Steve Scruggs, Executive Director of the Lakeland Economic Development Council, met Brian before he was aware of his ministry, entrepreneurial endeavors, and his passion to serve his community. But it didn’ t take him long to recognize this humbleness and sincerity, and he says
people like Brian, who wake up every single day asking, “What can I give?”, are what makes our City truly unique.

“He’s using his time, talents, and treasures to make our City more approachable, sensitive, and caring towards our neighbors,” Scruggs said. “He has created programs that give people hope and skills. Isn’t that what ‘City Making’ is all about?”

Brian Seeley - CityMaker

Creating a Better Lakeland

This drive and set of values is described in a favorite quote of Seeley’s by Father Zossima, in Fyodor Dostoevsky’s book, The Brother’s Karamazov: “Everyone is really responsible to all men, for all men, and for everything.”

“It is important to recognize the way that we as a society participate in a broken system that places blame on various constituents, specifically the homeless,” Seeley elaborates. “In some ways, we are all to blame for the problems that we see in the world. We must problem-solve with that in mind.

”This sense of humility is clear when Seeley reflects on being chosen as a Lakeland CityMaker. What resonates most is the idea of being “part of the solution.”

“I seek to learn where I need to learn and to offer advice where I have something to give. I do not think I have all the answers,” Seeley says. “On the contrary, I have a lot to learn. Lakeland is a place where I am given the opportunity to learn from others who have gone before me and to make an investment. I want to make quality contributions in the context of where the city is headed.”

Seeley is thankful to have found Lakeland as the place to call home and grow his business, citing the small town feel and supportive, a close-knit community as reasons that he has been able to find success here.

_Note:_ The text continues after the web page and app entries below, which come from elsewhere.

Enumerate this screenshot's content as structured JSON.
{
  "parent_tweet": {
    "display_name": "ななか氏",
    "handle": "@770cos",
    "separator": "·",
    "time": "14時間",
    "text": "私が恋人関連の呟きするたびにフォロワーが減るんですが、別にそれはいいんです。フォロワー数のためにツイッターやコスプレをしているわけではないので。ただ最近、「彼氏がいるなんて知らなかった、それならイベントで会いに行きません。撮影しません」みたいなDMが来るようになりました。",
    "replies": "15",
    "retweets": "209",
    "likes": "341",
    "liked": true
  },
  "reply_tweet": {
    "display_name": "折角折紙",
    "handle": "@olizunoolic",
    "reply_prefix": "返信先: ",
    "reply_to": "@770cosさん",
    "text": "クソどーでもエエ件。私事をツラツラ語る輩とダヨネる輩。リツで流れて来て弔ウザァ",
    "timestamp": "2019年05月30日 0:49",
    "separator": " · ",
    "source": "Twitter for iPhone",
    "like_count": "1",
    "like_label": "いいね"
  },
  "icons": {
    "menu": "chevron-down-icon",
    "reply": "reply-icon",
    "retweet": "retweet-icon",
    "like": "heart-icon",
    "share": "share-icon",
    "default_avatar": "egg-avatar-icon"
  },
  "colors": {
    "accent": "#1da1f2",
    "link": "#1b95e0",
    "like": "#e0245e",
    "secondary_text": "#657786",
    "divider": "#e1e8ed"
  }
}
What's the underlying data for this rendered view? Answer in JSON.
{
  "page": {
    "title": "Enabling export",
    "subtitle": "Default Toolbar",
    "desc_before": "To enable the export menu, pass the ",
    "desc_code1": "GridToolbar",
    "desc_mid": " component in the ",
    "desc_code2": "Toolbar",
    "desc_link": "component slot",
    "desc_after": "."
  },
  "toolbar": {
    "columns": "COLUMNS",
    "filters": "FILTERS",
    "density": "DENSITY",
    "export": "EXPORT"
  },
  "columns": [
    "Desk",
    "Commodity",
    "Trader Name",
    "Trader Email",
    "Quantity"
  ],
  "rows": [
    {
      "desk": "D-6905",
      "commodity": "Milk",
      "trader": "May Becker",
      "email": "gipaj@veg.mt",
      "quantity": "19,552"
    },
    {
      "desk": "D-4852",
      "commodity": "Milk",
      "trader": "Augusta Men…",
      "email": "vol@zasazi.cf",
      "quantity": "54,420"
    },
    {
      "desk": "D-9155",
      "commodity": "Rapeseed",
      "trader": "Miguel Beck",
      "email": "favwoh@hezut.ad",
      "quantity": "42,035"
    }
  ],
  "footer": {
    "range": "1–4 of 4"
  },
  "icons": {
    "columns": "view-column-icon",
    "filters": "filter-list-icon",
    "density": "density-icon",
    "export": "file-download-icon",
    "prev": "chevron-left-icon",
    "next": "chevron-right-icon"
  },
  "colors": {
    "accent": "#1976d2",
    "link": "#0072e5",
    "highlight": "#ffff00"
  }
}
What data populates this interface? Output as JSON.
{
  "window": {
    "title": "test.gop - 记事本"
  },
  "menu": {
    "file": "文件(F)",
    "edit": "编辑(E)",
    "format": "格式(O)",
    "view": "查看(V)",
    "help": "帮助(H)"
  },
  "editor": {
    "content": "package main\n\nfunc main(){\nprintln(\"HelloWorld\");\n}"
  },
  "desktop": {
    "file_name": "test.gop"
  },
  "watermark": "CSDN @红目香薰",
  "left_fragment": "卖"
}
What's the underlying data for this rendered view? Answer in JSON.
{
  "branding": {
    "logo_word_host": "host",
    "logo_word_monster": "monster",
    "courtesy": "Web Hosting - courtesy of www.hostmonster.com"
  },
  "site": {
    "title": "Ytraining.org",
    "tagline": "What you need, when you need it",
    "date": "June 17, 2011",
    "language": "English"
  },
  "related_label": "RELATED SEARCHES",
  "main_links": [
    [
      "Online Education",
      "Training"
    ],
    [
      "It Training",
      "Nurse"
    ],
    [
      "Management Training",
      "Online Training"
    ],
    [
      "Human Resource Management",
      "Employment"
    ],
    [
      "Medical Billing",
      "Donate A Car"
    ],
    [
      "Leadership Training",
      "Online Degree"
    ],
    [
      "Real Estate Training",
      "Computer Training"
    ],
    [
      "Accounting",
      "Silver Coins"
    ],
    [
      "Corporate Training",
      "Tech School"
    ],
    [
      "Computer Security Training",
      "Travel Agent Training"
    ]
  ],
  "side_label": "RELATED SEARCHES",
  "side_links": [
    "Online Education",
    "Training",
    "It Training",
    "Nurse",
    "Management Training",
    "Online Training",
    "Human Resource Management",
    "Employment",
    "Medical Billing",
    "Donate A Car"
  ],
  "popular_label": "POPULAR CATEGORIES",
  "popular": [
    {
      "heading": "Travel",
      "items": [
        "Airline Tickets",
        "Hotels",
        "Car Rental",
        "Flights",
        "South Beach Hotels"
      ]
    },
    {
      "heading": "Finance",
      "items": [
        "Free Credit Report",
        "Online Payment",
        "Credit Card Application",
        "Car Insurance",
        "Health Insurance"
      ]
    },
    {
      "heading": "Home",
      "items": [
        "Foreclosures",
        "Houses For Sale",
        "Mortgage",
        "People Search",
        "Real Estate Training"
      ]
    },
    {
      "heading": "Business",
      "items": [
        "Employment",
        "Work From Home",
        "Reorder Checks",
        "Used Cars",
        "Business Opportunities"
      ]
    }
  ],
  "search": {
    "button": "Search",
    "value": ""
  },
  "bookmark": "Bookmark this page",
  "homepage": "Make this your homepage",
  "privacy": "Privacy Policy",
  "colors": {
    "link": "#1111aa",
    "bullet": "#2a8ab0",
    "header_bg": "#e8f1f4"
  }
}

“I have made many relationships here that would not have been possible elsewhere. People are actually paying attention to one another and care about local business,” he says glowingly. “It is also really wonderful that the city of Lakeland is seeking to honor people who are doing good in the community. It is a community that wants to do great and supports people that seek to make positive contributions.”

In a future vision for the city, Seeley hopes for long-term, sustainable solutions to homelessness in a way that cares for both the community at large and the homeless population as they fit into that community. He hopes the city will continue to be attentive to what people are saying, and go further in connecting people who want to make a difference with organizations that are championing the cause they care about.

“The city could even go into high schools or colleges and invite young people to get involved in various organizations that exist,” Seeley suggests. “This would be an encouragement to those organizations and also draw young people into causes that better the city.”

When it comes to speaking of his own influence on the Lakeland community, Seeley remains humble, citing the hard work of his homeless friends, his wife Kari, and others along with his own.

“As a ministry, we have learned the value of considering the community at large as we engage with the homeless. We do not see things merely from a homeless perspective, but also from a community perspective, and understand the tension that exists. I believe that the leaders are interested in doing this well and working towards a positive solution for the community as well as the homeless specifically.”

In following a passion, Seeley emphasizes the power of hard work and commitment. “Implement your dream slowly and show that you are committed to your vision,” he says. “Many people have ideas but to carry them out is hard work. Be prepared to put in the hard work required to make a long-term, quality contribution to your community.”